Soon thereafter, Japanese American veterans of the War led an effort to create a national memorial in the Nation’s Capital to honor the military and civilian patriotism of these individuals and the communities in which they struggled. An ultimate quest was to lift the unjust stigma of shame placed upon the backs of these loyal Americans. The National Japanese American Memorial was dedicated in Washington, DC on Federal land on November 9, 2000.

The Memorial honors the heroism and sacrifice of Japanese Americans who fought and died for their country. The Memorial tells the story of Japanese Americans who supported their nation on the home front. But the Memorial does not tell merely a Japanese American story. It tells an American story of patriotism, perseverance and posterity. It is a story about the rights of every American. It is a story of triumph over tragedy.
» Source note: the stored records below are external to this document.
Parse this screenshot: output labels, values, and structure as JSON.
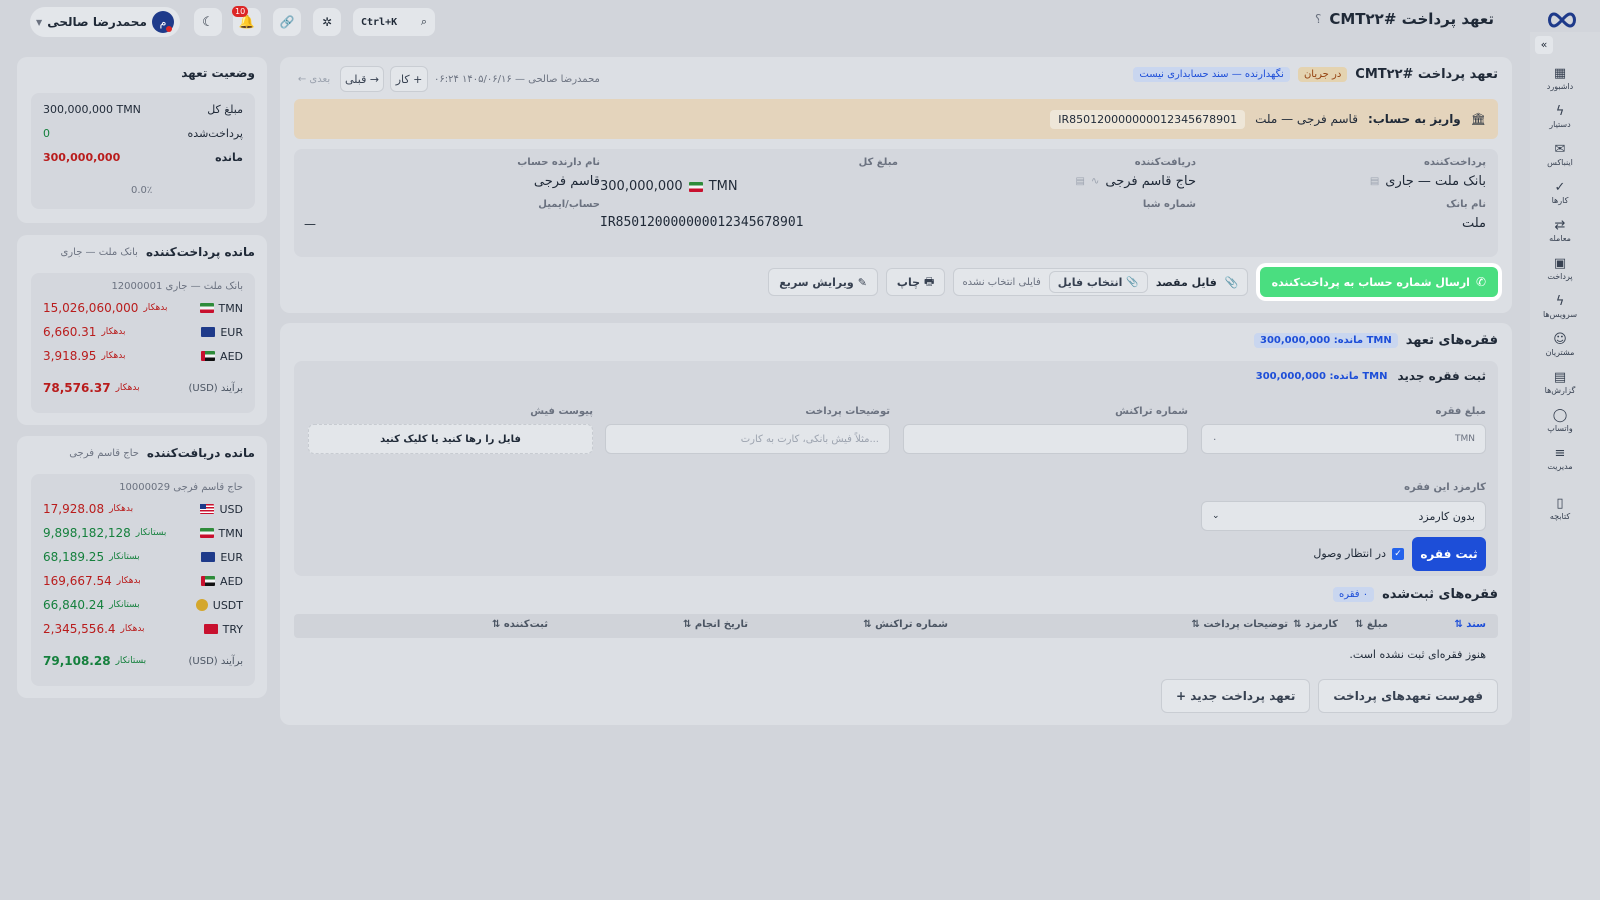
{
  "header": {
    "title": "تعهد پرداخت #CMT۲۲",
    "help": "؟",
    "user_name": "محمدرضا صالحی",
    "avatar_letter": "م",
    "search_shortcut": "Ctrl+K",
    "notif_count": "10"
  },
  "sidebar": {
    "items": [
      {
        "label": "داشبورد",
        "icon": "grid-icon"
      },
      {
        "label": "دستیار",
        "icon": "bolt-icon"
      },
      {
        "label": "اینباکس",
        "icon": "inbox-icon"
      },
      {
        "label": "کارها",
        "icon": "check-icon"
      },
      {
        "label": "معامله",
        "icon": "swap-icon"
      },
      {
        "label": "پرداخت",
        "icon": "wallet-icon"
      },
      {
        "label": "سرویس‌ها",
        "icon": "bolt-icon"
      },
      {
        "label": "مشتریان",
        "icon": "users-icon"
      },
      {
        "label": "گزارش‌ها",
        "icon": "report-icon"
      },
      {
        "label": "واتساپ",
        "icon": "chat-icon"
      },
      {
        "label": "مدیریت",
        "icon": "sliders-icon"
      },
      {
        "label": "کتابچه",
        "icon": "book-icon"
      }
    ]
  },
  "commitment": {
    "title": "تعهد پرداخت #CMT۲۲",
    "status": "در جریان",
    "accounting_tag": "نگهدارنده — سند حسابداری نیست",
    "meta": "محمدرضا صالحی — ۱۴۰۵/۰۶/۱۶ ۰۶:۲۴",
    "add_task": "+ کار",
    "prev": "→ قبلی",
    "next": "بعدی ←",
    "deposit_label": "واریز به حساب:",
    "deposit_name": "قاسم فرجی — ملت",
    "deposit_iban": "IR850120000000012345678901",
    "payer_label": "پرداخت‌کننده",
    "payer_value": "بانک ملت — جاری",
    "receiver_label": "دریافت‌کننده",
    "receiver_value": "حاج قاسم فرجی",
    "total_label": "مبلغ کل",
    "total_value": "300,000,000",
    "total_currency": "TMN",
    "holder_label": "نام دارنده حساب",
    "holder_value": "قاسم فرجی",
    "bank_label": "نام بانک",
    "bank_value": "ملت",
    "sheba_label": "شماره شبا",
    "sheba_value": "IR850120000000012345678901",
    "account_label": "حساب/ایمیل",
    "account_value": "—",
    "btn_send": "ارسال شماره حساب به پرداخت‌کننده",
    "btn_target_file": "فایل مقصد",
    "btn_choose_file": "انتخاب فایل",
    "no_file": "فایلی انتخاب نشده",
    "btn_print": "چاپ",
    "btn_quick_edit": "ویرایش سریع"
  },
  "installments": {
    "title": "فقره‌های تعهد",
    "remain_badge": "TMN مانده: 300,000,000",
    "new_title": "ثبت فقره جدید",
    "new_remain": "TMN مانده: 300,000,000",
    "amount_label": "مبلغ فقره",
    "amount_placeholder": "TMN",
    "amount_value": "۰",
    "txn_label": "شماره تراکنش",
    "desc_label": "توضیحات پرداخت",
    "desc_placeholder": "مثلاً فیش بانکی، کارت به کارت...",
    "receipt_label": "پیوست فیش",
    "drop_text": "فایل را رها کنید یا کلیک کنید",
    "fee_label": "کارمزد این فقره",
    "fee_value": "بدون کارمزد",
    "submit": "ثبت فقره",
    "pending_label": "در انتظار وصول",
    "registered_title": "فقره‌های ثبت‌شده",
    "registered_count": "۰ فقره",
    "columns": [
      "سند ⇅",
      "مبلغ ⇅",
      "کارمزد ⇅",
      "توضیحات پرداخت ⇅",
      "شماره تراکنش ⇅",
      "تاریخ انجام ⇅",
      "ثبت‌کننده ⇅"
    ],
    "empty": "هنوز فقره‌ای ثبت نشده است.",
    "btn_list": "فهرست تعهدهای پرداخت",
    "btn_new": "+ تعهد پرداخت جدید"
  },
  "status_panel": {
    "title": "وضعیت تعهد",
    "rows": [
      {
        "label": "مبلغ کل",
        "value": "300,000,000 TMN"
      },
      {
        "label": "پرداخت‌شده",
        "value": "0"
      },
      {
        "label": "مانده",
        "value": "300,000,000"
      }
    ],
    "progress": "0.0٪"
  },
  "payer_balance": {
    "title": "مانده پرداخت‌کننده",
    "subtitle": "بانک ملت — جاری",
    "account": "بانک ملت — جاری 12000001",
    "rows": [
      {
        "cur": "TMN",
        "flag": "ir",
        "amount": "15,026,060,000",
        "side": "بدهکار",
        "tone": "red"
      },
      {
        "cur": "EUR",
        "flag": "eu",
        "amount": "6,660.31",
        "side": "بدهکار",
        "tone": "red"
      },
      {
        "cur": "AED",
        "flag": "ae",
        "amount": "3,918.95",
        "side": "بدهکار",
        "tone": "red"
      }
    ],
    "total_label": "برآیند (USD)",
    "total_amount": "78,576.37",
    "total_side": "بدهکار"
  },
  "receiver_balance": {
    "title": "مانده دریافت‌کننده",
    "subtitle": "حاج قاسم فرجی",
    "account": "حاج قاسم فرجی 10000029",
    "rows": [
      {
        "cur": "USD",
        "flag": "us",
        "amount": "17,928.08",
        "side": "بدهکار",
        "tone": "red"
      },
      {
        "cur": "TMN",
        "flag": "ir",
        "amount": "9,898,182,128",
        "side": "بستانکار",
        "tone": "green"
      },
      {
        "cur": "EUR",
        "flag": "eu",
        "amount": "68,189.25",
        "side": "بستانکار",
        "tone": "green"
      },
      {
        "cur": "AED",
        "flag": "ae",
        "amount": "169,667.54",
        "side": "بدهکار",
        "tone": "red"
      },
      {
        "cur": "USDT",
        "flag": "coin",
        "amount": "66,840.24",
        "side": "بستانکار",
        "tone": "green"
      },
      {
        "cur": "TRY",
        "flag": "tr",
        "amount": "2,345,556.4",
        "side": "بدهکار",
        "tone": "red"
      }
    ],
    "total_label": "برآیند (USD)",
    "total_amount": "79,108.28",
    "total_side": "بستانکار"
  },
  "colors": {
    "accent": "#1d4ed8",
    "whatsapp": "#4ade80",
    "red": "#b91c1c",
    "green": "#15803d",
    "banner": "#e9d9bf"
  }
}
Throughout our presentation, we'll be mindful of the purpose of the Memorial and our mission. You'll have an opportunity to learn more about how the Memorial was conceived, designed and constructed. You’ll meet the people whose dedication and effort brought it into being, and hear some of the many stories of those Japanese American patriots to whom it is dedicated. But most importantly, you'll be provided the important opportunity to participate in the Foundation’s ongoing efforts to share our story…and your rights.